2020 Year in Review – Accountable Jobs 2020 Year in Review – Accountable Jobs

2020 Year in Review

December 30th, 2020

By Beth Wathen, MSN, APRN, CCRN-K. aacn.org

The end of the year is typically a time of reflection. It’s a time to look back, on the good and the bad, and find those moments and lessons that you’ll carry into the new year. This year has been like no other. As I reflect on 2020, many memories and emotions surface … fear, sadness, frustration, but also pride, awe, inspiration and determination.

I remember the intense pride I felt when the World Health Organization (WHO) declared 2020 the Year of the Nurse and Midwife. Despite comprising the largest and most trusted sector of healthcare professionals, nurses have historically been underrepresented or misrepresented in many forums, including the media, policymaking tables, etc. So the WHO’s designation excited me. It was our time to shine, to show the world who we are and what we do every day.

Little could I or anyone else have known how apt that declaration, the Year of the Nurse, would become. When the COVID-19 pandemic spread across the globe, nurses were at the forefront and remain there today. If ever there was a year of the nurse, this year was it.

Reflecting on 2020, I feel a sense of profound frustration and sadness, as well as determination. This year, we’ve shown the world who we are and what a critical role we fill in providing for the health of our communities. Yet, day after day, nurses and other healthcare professionals have had to put themselves in harm’s way, often without appropriate PPE to protect themselves, and without adequate staffing, equipment and other resources. Many in our nursing community have become ill themselves, and many have died. This outcome is unacceptable. Additionally, the immense devastation of the pandemic has led to a profound emotional and mental burden borne by nurses and other healthcare professionals.

Yet, as a nurse, I also look back on 2020 with pride and awe. Brene Brown says, “Sometimes the bravest and most important thing you can do is just show up.” Nurses have shown up, every day, working tirelessly to care for their patients amid the social, emotional and physical devastation the COVID-19 pandemic has brought.
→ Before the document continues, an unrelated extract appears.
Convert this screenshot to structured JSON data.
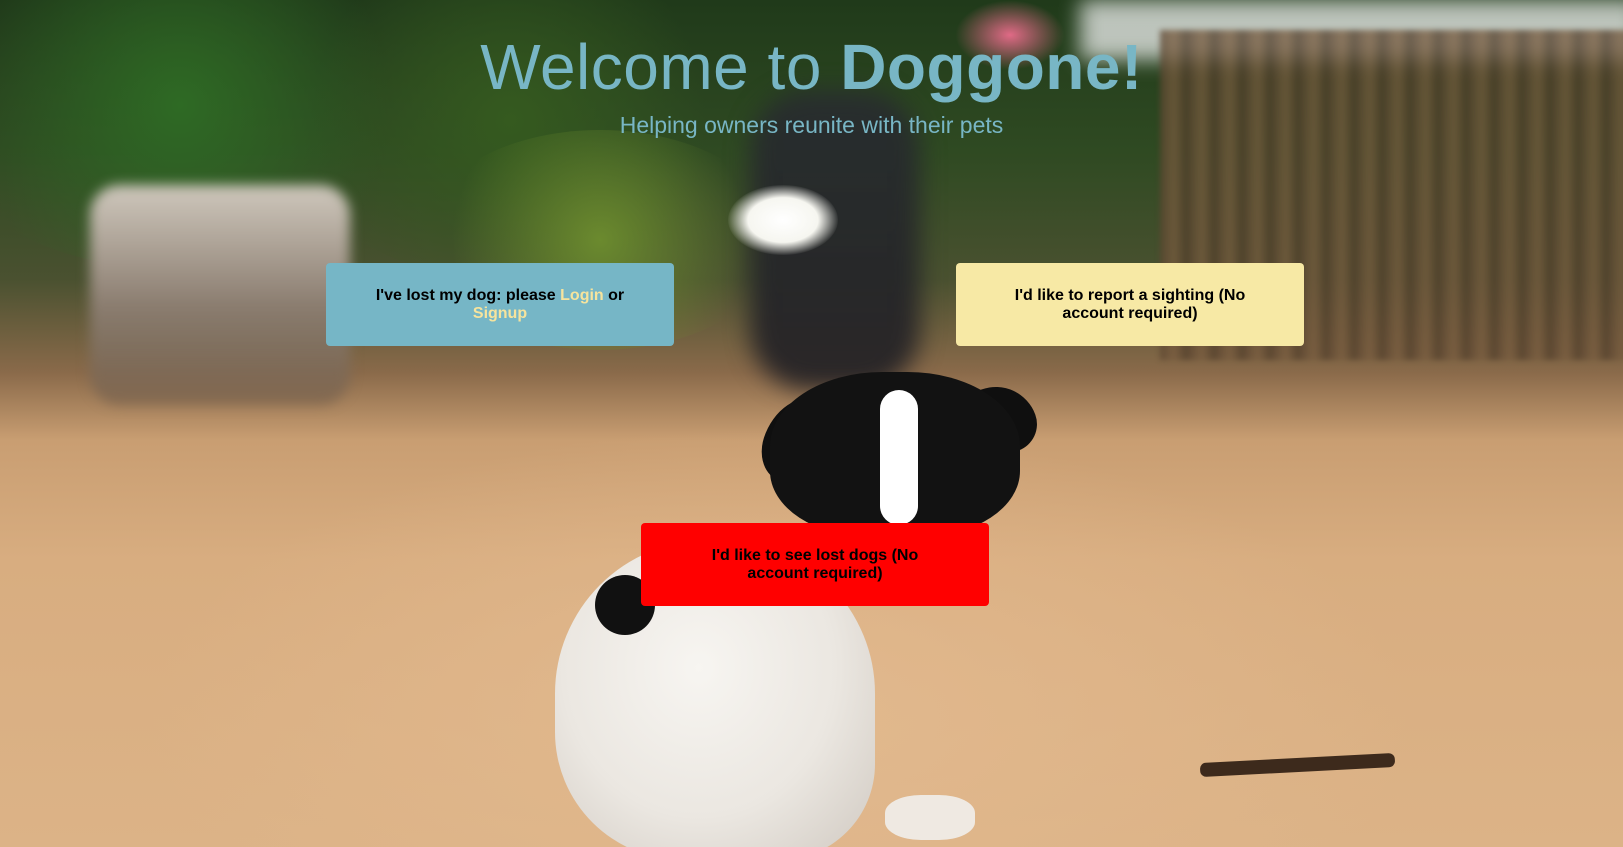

I am inspired by how nurses have stepped forward and how they have innovated relentlessly during this pandemic to find solutions to provide optimal care in this new era. I am inspired by the collective teamwork and the endless compassion, empathy and humanity given to our patients, especially in their darkest hours, when their families could not be at their sides. I’m inspired by how nurses have “shown up” day after day, gaining strength from each other, recognizing that we are stronger together. And I’m inspired by how AACN has shown up with advocacy efforts and COVID-19 resources.

Nursing and healthcare will forever be changed by this pandemic. As 2020 draws to a close, it is clear the fight is not over. The months ahead will be challenging. I am confident, however, that we will persevere. We will continue to hold each other up and draw strength from each other.

Looking forward to 2021, it is the collective experience of all these emotions that fuel my determination. I am hopeful the pandemic will slowly begin to loosen its grip on us and, when it does, we must rise up to celebrate and honor the incredible impact and contributions nurses have made. We must honor all those we have lost. We must chronicle and share our collective stories of this ‘Year of the Nurse.’ We must embrace the broader platform we have to use our voice in shaping the future of healthcare. And we must continue to advocate fiercely and unwaveringly for appropriate PPE, staffing, equipment and resources to support both the physical and mental well-being of all healthcare personnel. We must work together to continue to advance the many strides nurses have made as healthcare leaders throughout this transformational year.

I look forward with renewed pride and awe for our profession, and a steadfast strength and determination to continue elevating our voice in advocacy for our nursing community.

As you reflect on 2020, take a moment to honor your role and your impact during this pandemic. I encourage you to find those ‘positives’ you’ll take forward. What moments filled your soul? What got you through the darkest times? What made you proud? Embrace your good memories and carry them with you into 2021.

What do you look forward to?